Shipping Alliances and Benefits for Carriers and Forwarders

Carriers often choose to form shipping alliances to benefit from competitive prices and wider service coverage. Such alliances are cooperative agreements that seek to utilize fleet space in the most efficient way rather than operate their own fleets separately.


How do Alliances work?

The main areas of cooperation are problem-solving, scheduling, vessel assignment, and stowage planning. Partners also discuss things like operational efficiencies, capacity, types of fuel used, and environmental issues. At the same time, agreements do not cover joint asset ownership, pricing, marketing, or sales.



Other Forms of Collaboration

The two other forms of collaboration between carriers are vessel sharing and slot charter agreements. Vessel-sharing agreements are typically concluded by members of an alliance for a specific lane. The goal is to meet demand by sharing the space that each party has available. A slot charter agreement, on the other hand, is a contract between operators that sell or buy slots within a certain timeframe.


Benefits of Shipping Alliances

Both big operators and smaller shipping lines benefit from pooling or sharing space. Each carrier has its own pool of customers in different countries and locations and each has is own shipping routes. Pooling enables all parties to cover more trade routes which means a broader service coverage.

Second, operators benefit from lower costs as they no longer operate their fleets separately. Reduced operational costs allow carriers to offer competitive freight rates to their customers. When operating separately, carriers are sometimes forced to compete with other lines for cargo in order to fill their ships. They have to offer lower rates to attract cargo which means lower profit margins.

Generally, sharing port facilities and vessel space and networking along certain routes enables operators to reduce costs such as port charges and bunker costs, including fuel and crew costs like social dues, medical tests, union fees, training, wages, etc.

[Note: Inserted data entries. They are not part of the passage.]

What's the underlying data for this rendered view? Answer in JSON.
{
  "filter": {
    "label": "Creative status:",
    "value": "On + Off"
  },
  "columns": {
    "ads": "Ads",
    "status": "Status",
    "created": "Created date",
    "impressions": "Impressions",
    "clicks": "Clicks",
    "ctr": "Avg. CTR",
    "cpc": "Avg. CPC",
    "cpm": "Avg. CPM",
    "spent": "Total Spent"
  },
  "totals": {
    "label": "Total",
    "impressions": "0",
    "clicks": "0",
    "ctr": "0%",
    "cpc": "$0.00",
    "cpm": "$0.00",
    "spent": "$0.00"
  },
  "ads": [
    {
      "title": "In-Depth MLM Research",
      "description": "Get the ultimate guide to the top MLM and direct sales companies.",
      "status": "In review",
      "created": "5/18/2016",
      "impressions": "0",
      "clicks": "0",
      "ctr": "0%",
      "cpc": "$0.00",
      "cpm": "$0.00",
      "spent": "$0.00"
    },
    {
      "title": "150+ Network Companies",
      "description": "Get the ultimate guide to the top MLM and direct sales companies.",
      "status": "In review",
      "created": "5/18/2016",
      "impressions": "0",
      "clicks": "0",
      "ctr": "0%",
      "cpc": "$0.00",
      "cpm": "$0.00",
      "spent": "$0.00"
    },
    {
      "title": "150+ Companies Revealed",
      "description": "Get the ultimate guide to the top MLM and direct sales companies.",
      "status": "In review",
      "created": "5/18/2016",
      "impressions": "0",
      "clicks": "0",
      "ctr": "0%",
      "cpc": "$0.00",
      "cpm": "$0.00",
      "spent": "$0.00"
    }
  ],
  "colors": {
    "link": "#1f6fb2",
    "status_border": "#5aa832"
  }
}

Benefits for Forwarders and End Customers

As shipping alliances help reduce freight rates and enable broader coverage, freight forwarders also benefit from lower rates and better services. For instance, if two operators offer about the same freight rates but one is a partner of a shipping alliance, you may choose the second carrier because of the level of security that such agreements offer. Alliances typically have contingency plans to safeguard partners if one of their members is faced with financial troubles. Contingency planning also enables partners to prepare for negative events like natural disasters, economic recessions, pandemics, etc.

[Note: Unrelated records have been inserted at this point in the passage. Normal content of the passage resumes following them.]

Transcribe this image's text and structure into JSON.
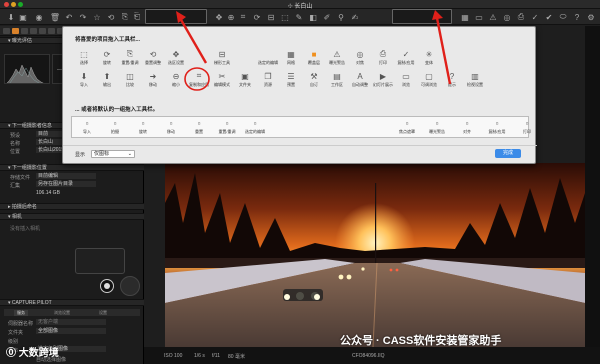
{
  "window": {
    "title": "长白山"
  },
  "dialog": {
    "heading1": "将喜爱的项目拖入工具栏...",
    "heading2": "... 或者将默认的一组拖入工具栏。",
    "row1": [
      {
        "icon": "select-icon",
        "label": "选择"
      },
      {
        "icon": "rotate-icon",
        "label": "旋转"
      },
      {
        "icon": "copy-icon",
        "label": "重置/重调"
      },
      {
        "icon": "reset-adjust-icon",
        "label": "重置调整"
      },
      {
        "icon": "pick-icon",
        "label": "选区设置"
      },
      {
        "icon": "",
        "label": ""
      },
      {
        "icon": "keystone-icon",
        "label": "梯形工具"
      },
      {
        "icon": "",
        "label": ""
      },
      {
        "icon": "",
        "label": "选定的编辑"
      },
      {
        "icon": "grid-icon",
        "label": "网格"
      },
      {
        "icon": "overlay-icon",
        "label": "覆盖层"
      },
      {
        "icon": "warning-icon",
        "label": "曝光警告"
      },
      {
        "icon": "focus-icon",
        "label": "对焦"
      },
      {
        "icon": "print-icon",
        "label": "打印"
      },
      {
        "icon": "copy-apply-icon",
        "label": "复制/应用"
      },
      {
        "icon": "toggle-icon",
        "label": "变体"
      }
    ],
    "row2": [
      {
        "icon": "import-icon",
        "label": "导入"
      },
      {
        "icon": "output-icon",
        "label": "输出"
      },
      {
        "icon": "compare-icon",
        "label": "比较"
      },
      {
        "icon": "move-icon",
        "label": "移动"
      },
      {
        "icon": "zoom-out-icon",
        "label": "缩小"
      },
      {
        "icon": "crop-icon",
        "label": "复制和应用"
      },
      {
        "icon": "edit-mode-icon",
        "label": "编辑模式"
      },
      {
        "icon": "folder-icon",
        "label": "文件夹"
      },
      {
        "icon": "stack-icon",
        "label": "资源"
      },
      {
        "icon": "preset-icon",
        "label": "预置"
      },
      {
        "icon": "custom-icon",
        "label": "自订"
      },
      {
        "icon": "workspace-icon",
        "label": "工作区"
      },
      {
        "icon": "auto-adjust-icon",
        "label": "自动调整"
      },
      {
        "icon": "slideshow-icon",
        "label": "幻灯片展示"
      },
      {
        "icon": "window-icon",
        "label": "浏览"
      },
      {
        "icon": "viewer-icon",
        "label": "可调浏览"
      },
      {
        "icon": "hint-icon",
        "label": "提示"
      },
      {
        "icon": "cache-icon",
        "label": "检视设置"
      }
    ],
    "strip": [
      {
        "label": "导入"
      },
      {
        "label": "拍摄"
      },
      {
        "label": "旋转"
      },
      {
        "label": "移动"
      },
      {
        "label": "重置"
      },
      {
        "label": "重置/重调"
      },
      {
        "label": "选定的编辑"
      },
      {
        "label": "焦点遮罩"
      },
      {
        "label": "曝光警告"
      },
      {
        "label": "对齐"
      },
      {
        "label": "复制/应用"
      },
      {
        "label": "打印"
      }
    ],
    "show_label": "显示",
    "show_value": "仅图标",
    "done": "完成"
  },
  "left": {
    "section_metadata": "下一组摄影者信息",
    "label_preset": "预设",
    "preset_value": "目前",
    "label_name": "名称",
    "name_value": "长白山",
    "label_location": "位置",
    "location_value": "长白山2015",
    "section_next": "下一组摄影位置",
    "label_store": "存储文件",
    "store_value": "目前编辑",
    "label_archive": "汇集",
    "archive_value": "另存在图片目录",
    "size_value": "106.14 GB",
    "section_naming": "拍摄后命名",
    "section_camera": "相机",
    "camera_hint": "没有插入相机",
    "section_pilot": "CAPTURE PILOT",
    "pilot_tabs": [
      "服务",
      "浏览设置",
      "设置"
    ],
    "label_server": "伺服器名称",
    "server_value": "无客户端",
    "label_file": "文件夹",
    "file_value": "全部图像",
    "label_rating": "级别",
    "label_publish": "发布",
    "publish_value": "选定级别图像",
    "auto_label": "自动选择图像"
  },
  "viewer": {
    "iso": "ISO 100",
    "shutter": "1/6 s",
    "aperture": "f/11",
    "focal": "80 毫米",
    "filename": "CFO84096.IIQ"
  },
  "watermarks": {
    "left": "大数跨境",
    "right": "公众号 · CASS软件安装管家助手"
  }
}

Likewise, if you are considering operators that are members of the same alliance, their levels of predictability and performance are likely to be quite similar. Then, you may choose an operator based on free time which is a period over which containers remain at the port and no detention or demurrage charges apply.

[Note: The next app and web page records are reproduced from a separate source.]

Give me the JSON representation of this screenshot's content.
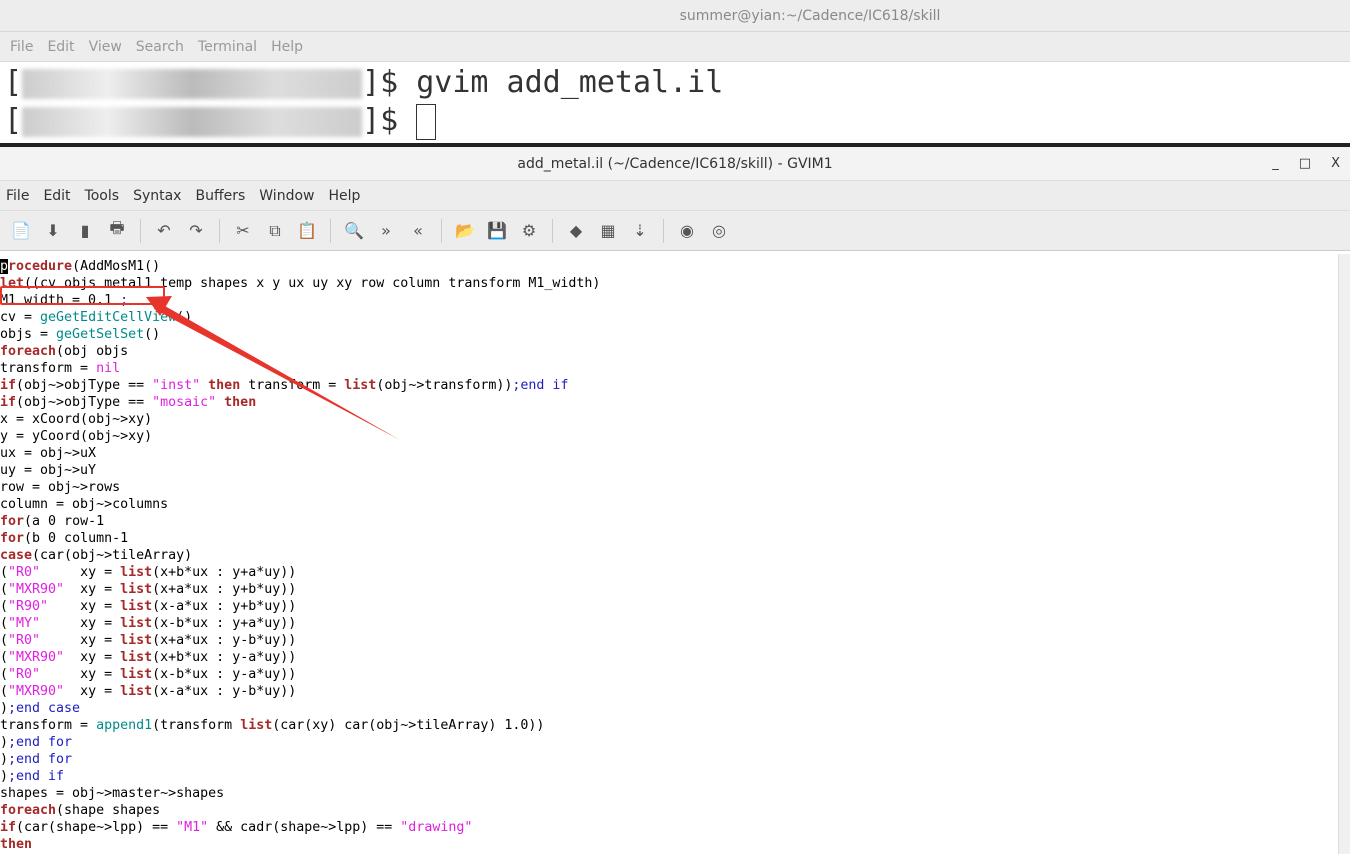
{
  "terminal": {
    "title": "summer@yian:~/Cadence/IC618/skill",
    "menu": [
      "File",
      "Edit",
      "View",
      "Search",
      "Terminal",
      "Help"
    ],
    "prompt_suffix": "]$ ",
    "command": "gvim add_metal.il",
    "prompt2_suffix": "]$ "
  },
  "gvim": {
    "title": "add_metal.il (~/Cadence/IC618/skill) - GVIM1",
    "controls": [
      "_",
      "□",
      "X"
    ],
    "menu": [
      "File",
      "Edit",
      "Tools",
      "Syntax",
      "Buffers",
      "Window",
      "Help"
    ],
    "toolbar": [
      {
        "name": "open",
        "g": "📄"
      },
      {
        "name": "save",
        "g": "⬇"
      },
      {
        "name": "save-all",
        "g": "▮"
      },
      {
        "name": "print",
        "g": "🖶"
      },
      "sep",
      {
        "name": "undo",
        "g": "↶"
      },
      {
        "name": "redo",
        "g": "↷"
      },
      "sep",
      {
        "name": "cut",
        "g": "✂"
      },
      {
        "name": "copy",
        "g": "⧉"
      },
      {
        "name": "paste",
        "g": "📋"
      },
      "sep",
      {
        "name": "find-replace",
        "g": "🔍"
      },
      {
        "name": "find-next",
        "g": "»"
      },
      {
        "name": "find-prev",
        "g": "«"
      },
      "sep",
      {
        "name": "load-session",
        "g": "📂"
      },
      {
        "name": "save-session",
        "g": "💾"
      },
      {
        "name": "run-script",
        "g": "⚙"
      },
      "sep",
      {
        "name": "make",
        "g": "◆"
      },
      {
        "name": "shell",
        "g": "▦"
      },
      {
        "name": "tags",
        "g": "⇣"
      },
      "sep",
      {
        "name": "help",
        "g": "◉"
      },
      {
        "name": "find-help",
        "g": "◎"
      }
    ]
  },
  "code": [
    [
      [
        "p",
        "cur"
      ],
      [
        "rocedure",
        "k"
      ],
      [
        "(AddMosM1()",
        ""
      ]
    ],
    [
      [
        "let",
        "k"
      ],
      [
        "((cv objs metal1 temp shapes x y ux uy xy row column transform M1_width)",
        ""
      ]
    ],
    [
      [
        "M1 width = 0.1 ",
        ""
      ],
      [
        ";",
        "b"
      ]
    ],
    [
      [
        "cv = ",
        ""
      ],
      [
        "geGetEditCellView",
        "f"
      ],
      [
        "()",
        ""
      ]
    ],
    [
      [
        "objs = ",
        ""
      ],
      [
        "geGetSelSet",
        "f"
      ],
      [
        "()",
        ""
      ]
    ],
    [
      [
        "foreach",
        "k"
      ],
      [
        "(obj objs",
        ""
      ]
    ],
    [
      [
        "transform = ",
        ""
      ],
      [
        "nil",
        "s"
      ]
    ],
    [
      [
        "if",
        "k"
      ],
      [
        "(obj~>objType == ",
        ""
      ],
      [
        "\"inst\"",
        "s"
      ],
      [
        " ",
        ""
      ],
      [
        "then",
        "k"
      ],
      [
        " transform = ",
        ""
      ],
      [
        "list",
        "k"
      ],
      [
        "(obj~>transform))",
        ""
      ],
      [
        ";end if",
        "b"
      ]
    ],
    [
      [
        "if",
        "k"
      ],
      [
        "(obj~>objType == ",
        ""
      ],
      [
        "\"mosaic\"",
        "s"
      ],
      [
        " ",
        ""
      ],
      [
        "then",
        "k"
      ]
    ],
    [
      [
        "x = xCoord(obj~>xy)",
        ""
      ]
    ],
    [
      [
        "y = yCoord(obj~>xy)",
        ""
      ]
    ],
    [
      [
        "ux = obj~>uX",
        ""
      ]
    ],
    [
      [
        "uy = obj~>uY",
        ""
      ]
    ],
    [
      [
        "row = obj~>rows",
        ""
      ]
    ],
    [
      [
        "column = obj~>columns",
        ""
      ]
    ],
    [
      [
        "for",
        "k"
      ],
      [
        "(a 0 row-1",
        ""
      ]
    ],
    [
      [
        "for",
        "k"
      ],
      [
        "(b 0 column-1",
        ""
      ]
    ],
    [
      [
        "case",
        "k"
      ],
      [
        "(car(obj~>tileArray)",
        ""
      ]
    ],
    [
      [
        "(",
        ""
      ],
      [
        "\"R0\"",
        "s"
      ],
      [
        "     xy = ",
        ""
      ],
      [
        "list",
        "k"
      ],
      [
        "(x+b*ux : y+a*uy))",
        ""
      ]
    ],
    [
      [
        "(",
        ""
      ],
      [
        "\"MXR90\"",
        "s"
      ],
      [
        "  xy = ",
        ""
      ],
      [
        "list",
        "k"
      ],
      [
        "(x+a*ux : y+b*uy))",
        ""
      ]
    ],
    [
      [
        "(",
        ""
      ],
      [
        "\"R90\"",
        "s"
      ],
      [
        "    xy = ",
        ""
      ],
      [
        "list",
        "k"
      ],
      [
        "(x-a*ux : y+b*uy))",
        ""
      ]
    ],
    [
      [
        "(",
        ""
      ],
      [
        "\"MY\"",
        "s"
      ],
      [
        "     xy = ",
        ""
      ],
      [
        "list",
        "k"
      ],
      [
        "(x-b*ux : y+a*uy))",
        ""
      ]
    ],
    [
      [
        "(",
        ""
      ],
      [
        "\"R0\"",
        "s"
      ],
      [
        "     xy = ",
        ""
      ],
      [
        "list",
        "k"
      ],
      [
        "(x+a*ux : y-b*uy))",
        ""
      ]
    ],
    [
      [
        "(",
        ""
      ],
      [
        "\"MXR90\"",
        "s"
      ],
      [
        "  xy = ",
        ""
      ],
      [
        "list",
        "k"
      ],
      [
        "(x+b*ux : y-a*uy))",
        ""
      ]
    ],
    [
      [
        "(",
        ""
      ],
      [
        "\"R0\"",
        "s"
      ],
      [
        "     xy = ",
        ""
      ],
      [
        "list",
        "k"
      ],
      [
        "(x-b*ux : y-a*uy))",
        ""
      ]
    ],
    [
      [
        "(",
        ""
      ],
      [
        "\"MXR90\"",
        "s"
      ],
      [
        "  xy = ",
        ""
      ],
      [
        "list",
        "k"
      ],
      [
        "(x-a*ux : y-b*uy))",
        ""
      ]
    ],
    [
      [
        ")",
        ""
      ],
      [
        ";end case",
        "b"
      ]
    ],
    [
      [
        "transform = ",
        ""
      ],
      [
        "append1",
        "f"
      ],
      [
        "(transform ",
        ""
      ],
      [
        "list",
        "k"
      ],
      [
        "(car(xy) car(obj~>tileArray) 1.0))",
        ""
      ]
    ],
    [
      [
        ")",
        ""
      ],
      [
        ";end for",
        "b"
      ]
    ],
    [
      [
        ")",
        ""
      ],
      [
        ";end for",
        "b"
      ]
    ],
    [
      [
        ")",
        ""
      ],
      [
        ";end if",
        "b"
      ]
    ],
    [
      [
        "shapes = obj~>master~>shapes",
        ""
      ]
    ],
    [
      [
        "foreach",
        "k"
      ],
      [
        "(shape shapes",
        ""
      ]
    ],
    [
      [
        "if",
        "k"
      ],
      [
        "(car(shape~>lpp) == ",
        ""
      ],
      [
        "\"M1\"",
        "s"
      ],
      [
        " && cadr(shape~>lpp) == ",
        ""
      ],
      [
        "\"drawing\"",
        "s"
      ]
    ],
    [
      [
        "then",
        "k"
      ]
    ]
  ],
  "colors": {
    "annotation": "#e8352b",
    "keyword": "#a52a2a",
    "string": "#e020e0",
    "function": "#008b8b",
    "comment_end": "#2020c0"
  }
}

Ultimately, the fact that alliance members offer lower costs and more choices translates into reduced costs for international freight services for individual customers.